* Activity
Every line of the material must appear in the answer exactly as it does here.

* Stored data

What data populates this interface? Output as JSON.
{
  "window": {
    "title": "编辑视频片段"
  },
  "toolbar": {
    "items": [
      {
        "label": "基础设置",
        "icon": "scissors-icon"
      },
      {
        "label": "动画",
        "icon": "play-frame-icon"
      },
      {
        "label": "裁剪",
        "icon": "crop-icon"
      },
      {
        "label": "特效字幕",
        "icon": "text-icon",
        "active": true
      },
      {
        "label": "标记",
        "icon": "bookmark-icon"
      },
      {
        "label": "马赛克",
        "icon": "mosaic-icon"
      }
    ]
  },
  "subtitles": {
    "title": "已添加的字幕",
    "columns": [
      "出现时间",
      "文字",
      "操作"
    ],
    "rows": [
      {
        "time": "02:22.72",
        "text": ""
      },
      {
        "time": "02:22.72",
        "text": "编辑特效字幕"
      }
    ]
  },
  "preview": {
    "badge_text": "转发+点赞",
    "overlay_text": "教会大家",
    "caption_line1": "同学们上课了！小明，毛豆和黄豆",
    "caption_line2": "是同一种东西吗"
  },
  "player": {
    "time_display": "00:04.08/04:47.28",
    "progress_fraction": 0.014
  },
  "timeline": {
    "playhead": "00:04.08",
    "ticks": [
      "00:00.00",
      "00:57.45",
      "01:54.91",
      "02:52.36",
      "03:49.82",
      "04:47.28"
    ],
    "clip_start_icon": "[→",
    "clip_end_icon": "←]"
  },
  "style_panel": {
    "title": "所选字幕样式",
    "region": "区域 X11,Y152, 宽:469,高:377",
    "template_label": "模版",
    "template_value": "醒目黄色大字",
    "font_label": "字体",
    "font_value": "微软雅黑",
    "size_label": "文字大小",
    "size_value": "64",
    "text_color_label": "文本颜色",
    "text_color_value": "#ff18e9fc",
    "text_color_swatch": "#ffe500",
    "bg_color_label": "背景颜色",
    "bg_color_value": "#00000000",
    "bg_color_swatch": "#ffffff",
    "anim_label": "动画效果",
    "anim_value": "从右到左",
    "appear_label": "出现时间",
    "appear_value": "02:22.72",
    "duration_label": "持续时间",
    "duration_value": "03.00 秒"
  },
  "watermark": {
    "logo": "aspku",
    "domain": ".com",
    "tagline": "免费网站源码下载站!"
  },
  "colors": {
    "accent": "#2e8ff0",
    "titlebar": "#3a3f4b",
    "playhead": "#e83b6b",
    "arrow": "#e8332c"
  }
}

* Written response
What data populates this interface? Output as JSON.
{
  "window": {
    "title": "编辑视频片段"
  },
  "toolbar": {
    "items": [
      {
        "label": "基础设置",
        "icon": "scissors-icon"
      },
      {
        "label": "动画",
        "icon": "play-frame-icon"
      },
      {
        "label": "裁剪",
        "icon": "crop-icon"
      },
      {
        "label": "特效字幕",
        "icon": "text-icon",
        "active": true
      },
      {
        "label": "标记",
        "icon": "bookmark-icon"
      },
      {
        "label": "马赛克",
        "icon": "mosaic-icon"
      }
    ]
  },
  "subtitles": {
    "title": "已添加的字幕",
    "columns": [
      "出现时间",
      "文字",
      "操作"
    ],
    "rows": [
      {
        "time": "02:22.72",
        "text": ""
      },
      {
        "time": "02:22.72",
        "text": "编辑特效字幕"
      }
    ]
  },
  "preview": {
    "badge_text": "转发+点赞",
    "overlay_text": "教会大家",
    "caption_line1": "同学们上课了！小明，毛豆和黄豆",
    "caption_line2": "是同一种东西吗"
  },
  "player": {
    "time_display": "00:04.08/04:47.28",
    "progress_fraction": 0.014
  },
  "timeline": {
    "playhead": "00:04.08",
    "ticks": [
      "00:00.00",
      "00:57.45",
      "01:54.91",
      "02:52.36",
      "03:49.82",
      "04:47.28"
    ],
    "clip_start_icon": "[→",
    "clip_end_icon": "←]"
  },
  "style_panel": {
    "title": "所选字幕样式",
    "region": "区域 X11,Y152, 宽:469,高:377",
    "template_label": "模版",
    "template_value": "醒目黄色大字",
    "font_label": "字体",
    "font_value": "微软雅黑",
    "size_label": "文字大小",
    "size_value": "64",
    "text_color_label": "文本颜色",
    "text_color_value": "#ff18e9fc",
    "text_color_swatch": "#ffe500",
    "bg_color_label": "背景颜色",
    "bg_color_value": "#00000000",
    "bg_color_swatch": "#ffffff",
    "anim_label": "动画效果",
    "anim_value": "从右到左",
    "appear_label": "出现时间",
    "appear_value": "02:22.72",
    "duration_label": "持续时间",
    "duration_value": "03.00 秒"
  },
  "watermark": {
    "logo": "aspku",
    "domain": ".com",
    "tagline": "免费网站源码下载站!"
  },
  "colors": {
    "accent": "#2e8ff0",
    "titlebar": "#3a3f4b",
    "playhead": "#e83b6b",
    "arrow": "#e8332c"
  }
}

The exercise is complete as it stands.